◆ YOUR ASSIGNMENT ◆
Every line of the material below that contains the string "JSON" must appear in the answer.

◆ DATASET RECORDS ◆
----------
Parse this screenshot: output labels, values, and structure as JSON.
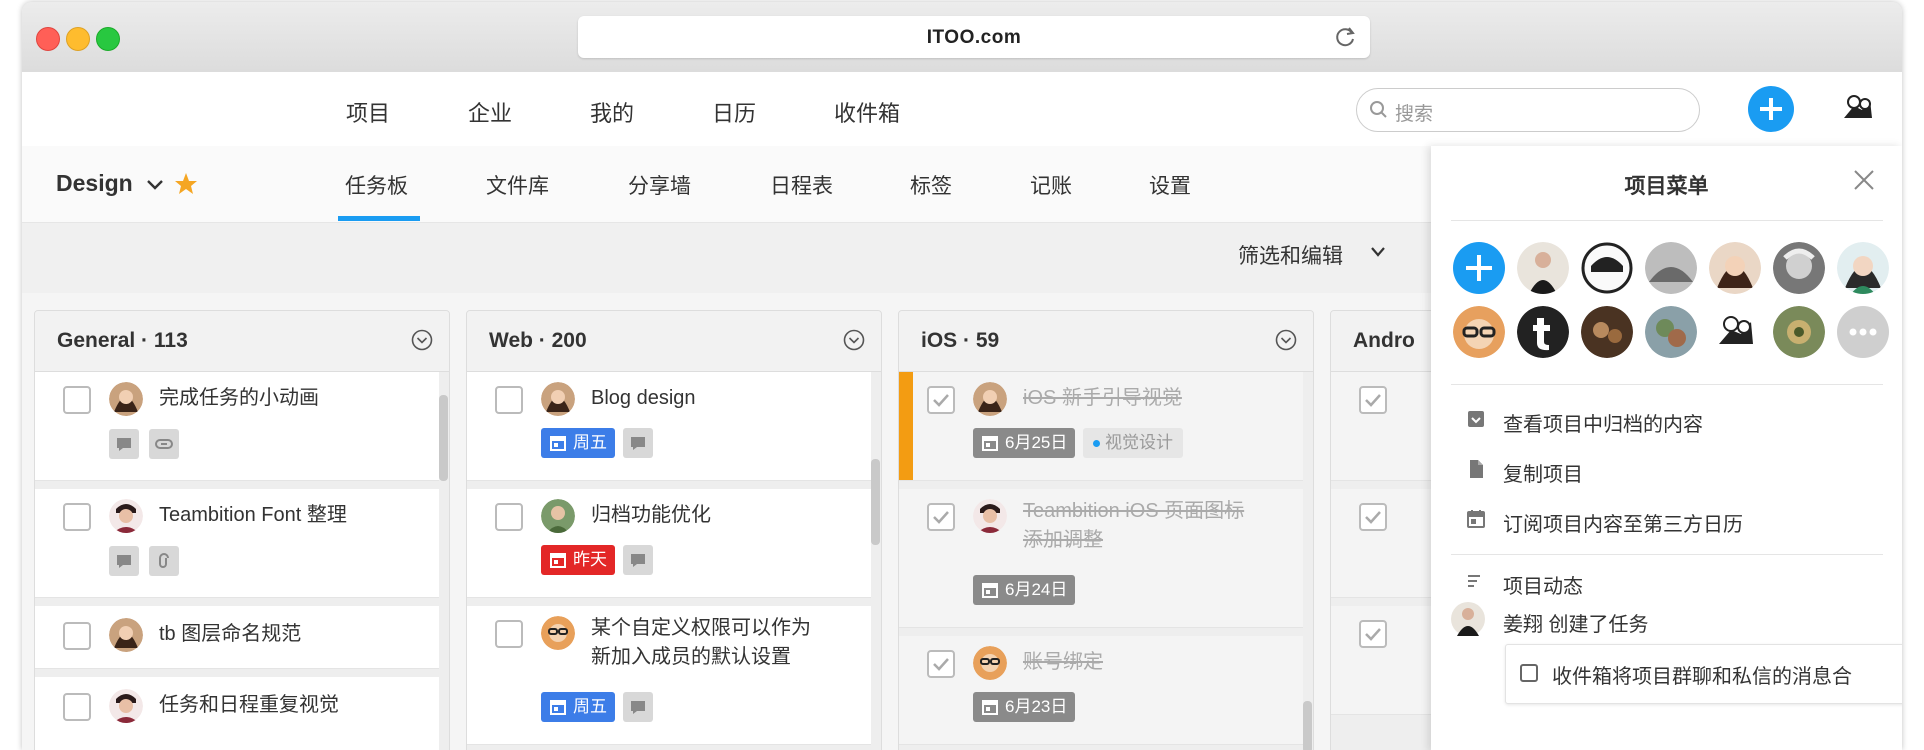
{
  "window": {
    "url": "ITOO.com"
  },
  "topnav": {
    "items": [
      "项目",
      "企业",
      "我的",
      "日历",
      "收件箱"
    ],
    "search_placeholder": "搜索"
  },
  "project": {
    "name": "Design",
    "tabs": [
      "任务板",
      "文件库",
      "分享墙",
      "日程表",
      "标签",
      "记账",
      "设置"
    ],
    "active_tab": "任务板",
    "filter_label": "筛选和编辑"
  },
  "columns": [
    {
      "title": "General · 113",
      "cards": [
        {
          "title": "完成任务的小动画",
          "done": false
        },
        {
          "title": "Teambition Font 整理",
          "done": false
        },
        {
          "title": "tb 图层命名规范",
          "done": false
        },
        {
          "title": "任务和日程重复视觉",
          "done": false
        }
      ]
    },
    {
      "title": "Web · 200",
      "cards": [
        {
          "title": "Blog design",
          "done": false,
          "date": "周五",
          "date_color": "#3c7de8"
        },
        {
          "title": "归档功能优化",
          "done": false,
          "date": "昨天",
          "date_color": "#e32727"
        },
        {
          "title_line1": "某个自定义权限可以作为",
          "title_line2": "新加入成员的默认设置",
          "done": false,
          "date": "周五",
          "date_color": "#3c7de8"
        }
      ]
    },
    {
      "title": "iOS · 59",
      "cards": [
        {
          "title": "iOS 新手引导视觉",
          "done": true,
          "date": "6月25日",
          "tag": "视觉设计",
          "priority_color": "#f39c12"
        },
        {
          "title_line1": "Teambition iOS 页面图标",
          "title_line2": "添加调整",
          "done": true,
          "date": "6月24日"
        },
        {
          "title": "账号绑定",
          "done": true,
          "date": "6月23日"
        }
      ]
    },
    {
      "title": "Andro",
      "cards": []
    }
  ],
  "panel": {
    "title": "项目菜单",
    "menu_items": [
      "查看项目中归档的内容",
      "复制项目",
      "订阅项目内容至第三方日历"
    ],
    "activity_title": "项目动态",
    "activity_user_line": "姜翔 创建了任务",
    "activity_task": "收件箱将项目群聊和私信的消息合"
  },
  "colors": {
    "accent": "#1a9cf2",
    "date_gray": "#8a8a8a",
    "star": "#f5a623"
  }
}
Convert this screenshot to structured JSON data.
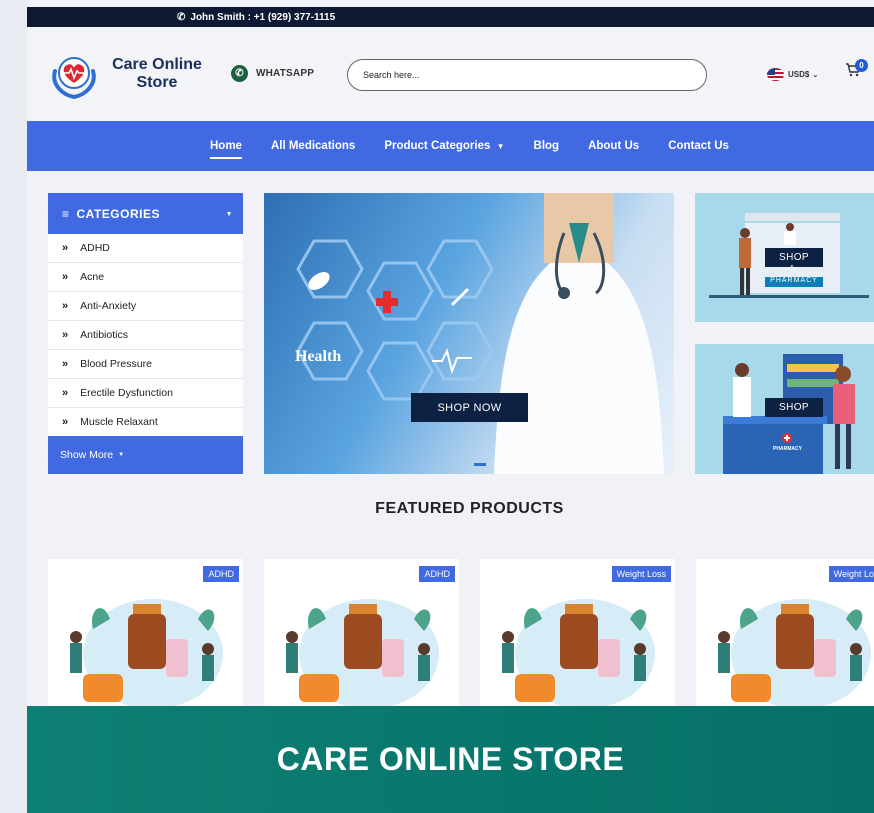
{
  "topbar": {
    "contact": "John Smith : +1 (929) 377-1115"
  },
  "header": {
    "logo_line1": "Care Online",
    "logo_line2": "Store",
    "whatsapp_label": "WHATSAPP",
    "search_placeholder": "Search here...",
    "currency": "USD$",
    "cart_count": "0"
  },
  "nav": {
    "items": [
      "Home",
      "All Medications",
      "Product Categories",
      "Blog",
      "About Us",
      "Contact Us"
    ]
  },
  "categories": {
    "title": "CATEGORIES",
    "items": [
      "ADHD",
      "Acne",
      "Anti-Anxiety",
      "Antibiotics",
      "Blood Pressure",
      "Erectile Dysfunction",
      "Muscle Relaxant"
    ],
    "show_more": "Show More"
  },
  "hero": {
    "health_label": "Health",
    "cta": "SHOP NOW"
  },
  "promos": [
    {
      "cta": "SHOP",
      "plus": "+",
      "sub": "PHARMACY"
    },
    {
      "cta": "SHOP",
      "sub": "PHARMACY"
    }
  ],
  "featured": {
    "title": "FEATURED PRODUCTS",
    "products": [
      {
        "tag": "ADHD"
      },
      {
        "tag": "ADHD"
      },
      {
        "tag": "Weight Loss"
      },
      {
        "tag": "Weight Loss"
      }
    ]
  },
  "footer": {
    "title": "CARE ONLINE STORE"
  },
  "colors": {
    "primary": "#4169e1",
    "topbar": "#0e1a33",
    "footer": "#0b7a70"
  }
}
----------
◆ SOLUTION FOR THIS EXERCISE ◆
Parse this screenshot: output labels, values, and structure as JSON.
Convert this screenshot to structured JSON data.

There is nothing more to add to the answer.